What is the theme of "Roman Fever" by Edith Wharton?


Roman Fever

1 Answer | Add Yours

akannan's profile pic

Posted on (Answer #1)

I think that one of the most critical themes of Wharton's work is how friendship can move into the realm of vengeful rivalry with such ease.  The process in which the friendship between the two women disintegrates is startlingly quick.  An association that spanned decades is reduced to emotional rubble in an afternoon.  While there might have been latent hostility between both women, it was subverted for the good of a friendship or association that lasted over a sustained period of time.  Wharton's point in showing how quickly this relationship ends is reflective of how rivalry can destroy connective threads in less time than it takes to establish them.  This theme of friendship and the weak foundation upon which it exists if it not properly nurtured is evident.

I think that another important theme  Wharton illuminates is the presence of intimate cruelty.  When we think of the works that display what cruelty means on a personal level, existing between two people in the realm of the intimate, one has to consider the afternoon between Alida and Grace as representative of this.  The theme of cruelty is evident in how both end up wanting to hurt one another.  Alida's anger gives way to her confession and Grace's response to it are both examples of how personal cruelty can be evident in many settings of emotional intimacy.  Wharton is skilled at being able to evoke the theme of cruelty in the personal realm, showing how we are sometimes at our worst as a human being with people who deserve only our best.

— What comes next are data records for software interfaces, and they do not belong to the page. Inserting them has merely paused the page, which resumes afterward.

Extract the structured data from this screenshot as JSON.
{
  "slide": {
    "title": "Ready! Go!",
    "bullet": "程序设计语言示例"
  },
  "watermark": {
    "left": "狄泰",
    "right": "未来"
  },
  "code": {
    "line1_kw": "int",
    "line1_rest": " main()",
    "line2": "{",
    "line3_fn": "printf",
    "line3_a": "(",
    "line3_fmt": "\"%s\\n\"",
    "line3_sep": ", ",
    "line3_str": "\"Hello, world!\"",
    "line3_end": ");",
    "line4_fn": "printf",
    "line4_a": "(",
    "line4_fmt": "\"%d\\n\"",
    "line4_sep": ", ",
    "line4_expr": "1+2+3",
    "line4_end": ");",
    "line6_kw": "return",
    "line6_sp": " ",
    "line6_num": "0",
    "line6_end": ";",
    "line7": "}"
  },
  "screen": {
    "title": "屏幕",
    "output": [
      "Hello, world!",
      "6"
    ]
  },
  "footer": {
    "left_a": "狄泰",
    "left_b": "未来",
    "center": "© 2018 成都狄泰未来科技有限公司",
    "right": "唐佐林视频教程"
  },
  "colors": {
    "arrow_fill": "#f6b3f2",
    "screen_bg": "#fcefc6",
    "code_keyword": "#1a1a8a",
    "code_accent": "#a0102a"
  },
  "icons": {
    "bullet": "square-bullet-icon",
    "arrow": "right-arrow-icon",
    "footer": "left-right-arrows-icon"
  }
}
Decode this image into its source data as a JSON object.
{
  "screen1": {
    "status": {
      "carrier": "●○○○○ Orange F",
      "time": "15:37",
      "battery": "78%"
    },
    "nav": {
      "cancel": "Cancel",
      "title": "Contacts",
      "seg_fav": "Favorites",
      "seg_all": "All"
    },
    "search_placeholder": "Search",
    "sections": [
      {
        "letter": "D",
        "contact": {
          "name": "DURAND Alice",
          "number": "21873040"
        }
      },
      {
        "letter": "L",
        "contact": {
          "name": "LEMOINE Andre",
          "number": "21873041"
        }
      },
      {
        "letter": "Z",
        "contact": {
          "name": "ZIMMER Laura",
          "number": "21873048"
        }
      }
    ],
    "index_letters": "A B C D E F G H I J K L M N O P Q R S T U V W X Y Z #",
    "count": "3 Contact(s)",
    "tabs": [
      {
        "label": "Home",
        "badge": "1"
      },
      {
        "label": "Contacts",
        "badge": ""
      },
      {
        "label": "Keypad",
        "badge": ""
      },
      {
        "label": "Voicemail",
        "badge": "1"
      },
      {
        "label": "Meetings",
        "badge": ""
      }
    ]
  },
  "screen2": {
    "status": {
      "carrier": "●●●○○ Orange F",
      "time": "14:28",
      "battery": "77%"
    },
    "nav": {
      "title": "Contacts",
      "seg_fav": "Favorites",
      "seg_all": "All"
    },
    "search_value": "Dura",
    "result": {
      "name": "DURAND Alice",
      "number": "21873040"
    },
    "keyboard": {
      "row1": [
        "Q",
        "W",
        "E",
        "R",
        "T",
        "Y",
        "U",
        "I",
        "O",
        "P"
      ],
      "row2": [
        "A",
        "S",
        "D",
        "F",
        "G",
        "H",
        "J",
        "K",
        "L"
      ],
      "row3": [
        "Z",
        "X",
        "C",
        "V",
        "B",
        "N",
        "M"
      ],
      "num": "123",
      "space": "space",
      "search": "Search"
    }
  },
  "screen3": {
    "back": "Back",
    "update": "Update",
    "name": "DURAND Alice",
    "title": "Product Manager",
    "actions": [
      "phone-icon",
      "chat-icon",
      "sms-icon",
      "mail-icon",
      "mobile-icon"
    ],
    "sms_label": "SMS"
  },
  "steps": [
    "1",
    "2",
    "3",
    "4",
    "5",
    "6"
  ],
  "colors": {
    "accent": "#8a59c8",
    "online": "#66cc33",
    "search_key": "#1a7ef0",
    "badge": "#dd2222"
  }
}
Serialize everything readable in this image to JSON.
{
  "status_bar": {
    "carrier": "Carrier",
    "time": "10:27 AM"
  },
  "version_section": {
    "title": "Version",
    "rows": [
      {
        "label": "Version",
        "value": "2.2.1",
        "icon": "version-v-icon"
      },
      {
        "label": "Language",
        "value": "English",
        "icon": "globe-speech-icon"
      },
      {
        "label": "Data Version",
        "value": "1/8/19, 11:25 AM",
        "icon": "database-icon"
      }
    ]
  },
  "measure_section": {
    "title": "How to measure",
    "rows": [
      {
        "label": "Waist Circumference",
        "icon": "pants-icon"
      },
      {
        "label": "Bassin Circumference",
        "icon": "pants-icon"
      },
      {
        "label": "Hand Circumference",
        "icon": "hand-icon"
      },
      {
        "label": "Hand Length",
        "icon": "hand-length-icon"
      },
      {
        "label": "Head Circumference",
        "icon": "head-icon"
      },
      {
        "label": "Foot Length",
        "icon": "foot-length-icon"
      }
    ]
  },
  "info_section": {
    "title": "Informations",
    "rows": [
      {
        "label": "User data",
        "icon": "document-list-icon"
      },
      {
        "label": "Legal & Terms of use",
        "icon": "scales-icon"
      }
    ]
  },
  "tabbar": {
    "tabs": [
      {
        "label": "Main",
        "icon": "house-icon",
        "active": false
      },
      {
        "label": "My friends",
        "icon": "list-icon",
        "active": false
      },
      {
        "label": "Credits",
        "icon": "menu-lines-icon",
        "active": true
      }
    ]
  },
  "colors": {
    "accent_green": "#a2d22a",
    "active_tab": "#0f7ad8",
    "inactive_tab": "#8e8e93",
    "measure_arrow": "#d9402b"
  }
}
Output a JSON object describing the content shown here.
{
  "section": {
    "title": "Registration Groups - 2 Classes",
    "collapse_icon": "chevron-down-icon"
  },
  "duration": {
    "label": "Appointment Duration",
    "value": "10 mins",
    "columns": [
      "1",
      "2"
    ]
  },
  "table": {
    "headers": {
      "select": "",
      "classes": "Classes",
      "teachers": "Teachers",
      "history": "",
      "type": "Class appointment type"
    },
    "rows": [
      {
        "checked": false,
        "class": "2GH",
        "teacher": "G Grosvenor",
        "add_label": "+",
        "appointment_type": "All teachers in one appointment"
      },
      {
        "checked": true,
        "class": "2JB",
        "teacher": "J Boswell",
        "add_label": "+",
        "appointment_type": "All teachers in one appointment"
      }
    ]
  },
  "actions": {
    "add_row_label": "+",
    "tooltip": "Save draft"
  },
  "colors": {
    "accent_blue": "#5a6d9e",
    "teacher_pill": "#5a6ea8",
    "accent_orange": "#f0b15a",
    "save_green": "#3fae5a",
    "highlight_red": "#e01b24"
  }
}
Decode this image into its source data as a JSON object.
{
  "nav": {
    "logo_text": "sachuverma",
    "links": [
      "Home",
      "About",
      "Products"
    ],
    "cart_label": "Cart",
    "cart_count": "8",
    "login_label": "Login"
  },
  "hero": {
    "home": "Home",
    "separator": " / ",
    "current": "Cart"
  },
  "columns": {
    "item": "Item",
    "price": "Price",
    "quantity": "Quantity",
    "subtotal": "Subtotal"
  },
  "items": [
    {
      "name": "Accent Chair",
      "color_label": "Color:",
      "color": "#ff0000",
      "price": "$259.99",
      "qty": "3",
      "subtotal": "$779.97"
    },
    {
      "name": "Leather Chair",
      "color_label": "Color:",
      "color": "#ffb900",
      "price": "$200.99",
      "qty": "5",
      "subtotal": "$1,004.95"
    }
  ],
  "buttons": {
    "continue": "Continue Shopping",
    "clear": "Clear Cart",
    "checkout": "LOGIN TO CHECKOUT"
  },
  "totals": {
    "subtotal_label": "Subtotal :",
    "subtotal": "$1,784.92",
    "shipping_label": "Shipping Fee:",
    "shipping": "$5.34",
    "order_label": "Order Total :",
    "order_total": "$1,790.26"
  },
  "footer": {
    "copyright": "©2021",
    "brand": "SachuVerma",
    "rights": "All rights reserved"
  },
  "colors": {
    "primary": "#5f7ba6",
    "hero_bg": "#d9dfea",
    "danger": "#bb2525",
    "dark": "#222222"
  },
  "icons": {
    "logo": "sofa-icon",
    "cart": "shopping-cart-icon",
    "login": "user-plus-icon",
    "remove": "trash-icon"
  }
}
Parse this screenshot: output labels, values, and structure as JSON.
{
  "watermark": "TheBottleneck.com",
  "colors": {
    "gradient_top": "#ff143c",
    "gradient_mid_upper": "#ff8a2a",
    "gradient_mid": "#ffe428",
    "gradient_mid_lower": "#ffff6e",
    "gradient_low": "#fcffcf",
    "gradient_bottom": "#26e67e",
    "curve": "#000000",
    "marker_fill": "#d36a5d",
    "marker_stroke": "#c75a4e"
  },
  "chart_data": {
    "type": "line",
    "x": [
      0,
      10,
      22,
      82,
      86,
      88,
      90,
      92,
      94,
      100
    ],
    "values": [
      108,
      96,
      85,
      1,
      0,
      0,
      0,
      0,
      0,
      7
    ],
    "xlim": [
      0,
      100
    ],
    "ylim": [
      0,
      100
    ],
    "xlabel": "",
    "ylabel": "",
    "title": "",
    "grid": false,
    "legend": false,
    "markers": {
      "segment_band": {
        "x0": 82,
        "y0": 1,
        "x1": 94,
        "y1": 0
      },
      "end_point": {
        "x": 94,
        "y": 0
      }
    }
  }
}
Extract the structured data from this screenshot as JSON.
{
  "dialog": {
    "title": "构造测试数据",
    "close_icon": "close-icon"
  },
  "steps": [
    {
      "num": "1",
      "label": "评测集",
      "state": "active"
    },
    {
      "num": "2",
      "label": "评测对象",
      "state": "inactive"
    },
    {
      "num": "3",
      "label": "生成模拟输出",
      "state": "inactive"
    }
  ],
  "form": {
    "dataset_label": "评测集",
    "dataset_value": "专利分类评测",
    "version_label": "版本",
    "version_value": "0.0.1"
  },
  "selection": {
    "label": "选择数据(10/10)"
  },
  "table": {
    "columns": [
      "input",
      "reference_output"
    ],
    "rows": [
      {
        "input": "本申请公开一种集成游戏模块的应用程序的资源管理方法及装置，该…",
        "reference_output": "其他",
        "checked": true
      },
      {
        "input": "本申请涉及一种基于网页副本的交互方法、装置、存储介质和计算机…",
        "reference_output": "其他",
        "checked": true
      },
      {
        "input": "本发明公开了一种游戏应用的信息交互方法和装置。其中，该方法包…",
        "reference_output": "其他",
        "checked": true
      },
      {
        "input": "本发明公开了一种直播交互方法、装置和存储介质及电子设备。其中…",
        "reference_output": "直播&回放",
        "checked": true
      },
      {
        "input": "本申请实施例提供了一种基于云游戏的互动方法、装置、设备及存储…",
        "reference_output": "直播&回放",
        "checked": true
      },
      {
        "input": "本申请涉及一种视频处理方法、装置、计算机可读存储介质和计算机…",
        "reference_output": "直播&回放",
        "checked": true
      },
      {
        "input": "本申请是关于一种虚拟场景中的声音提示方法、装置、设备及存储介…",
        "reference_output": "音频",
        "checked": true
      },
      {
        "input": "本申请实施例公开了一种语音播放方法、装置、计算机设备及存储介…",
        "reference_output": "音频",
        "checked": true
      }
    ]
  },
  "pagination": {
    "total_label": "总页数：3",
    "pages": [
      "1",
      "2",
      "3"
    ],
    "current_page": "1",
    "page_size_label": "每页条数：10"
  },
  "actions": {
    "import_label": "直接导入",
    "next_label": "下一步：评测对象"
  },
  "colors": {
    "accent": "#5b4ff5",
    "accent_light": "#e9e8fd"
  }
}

We’ve answered 397,466 questions. We can answer yours, too.

Ask a question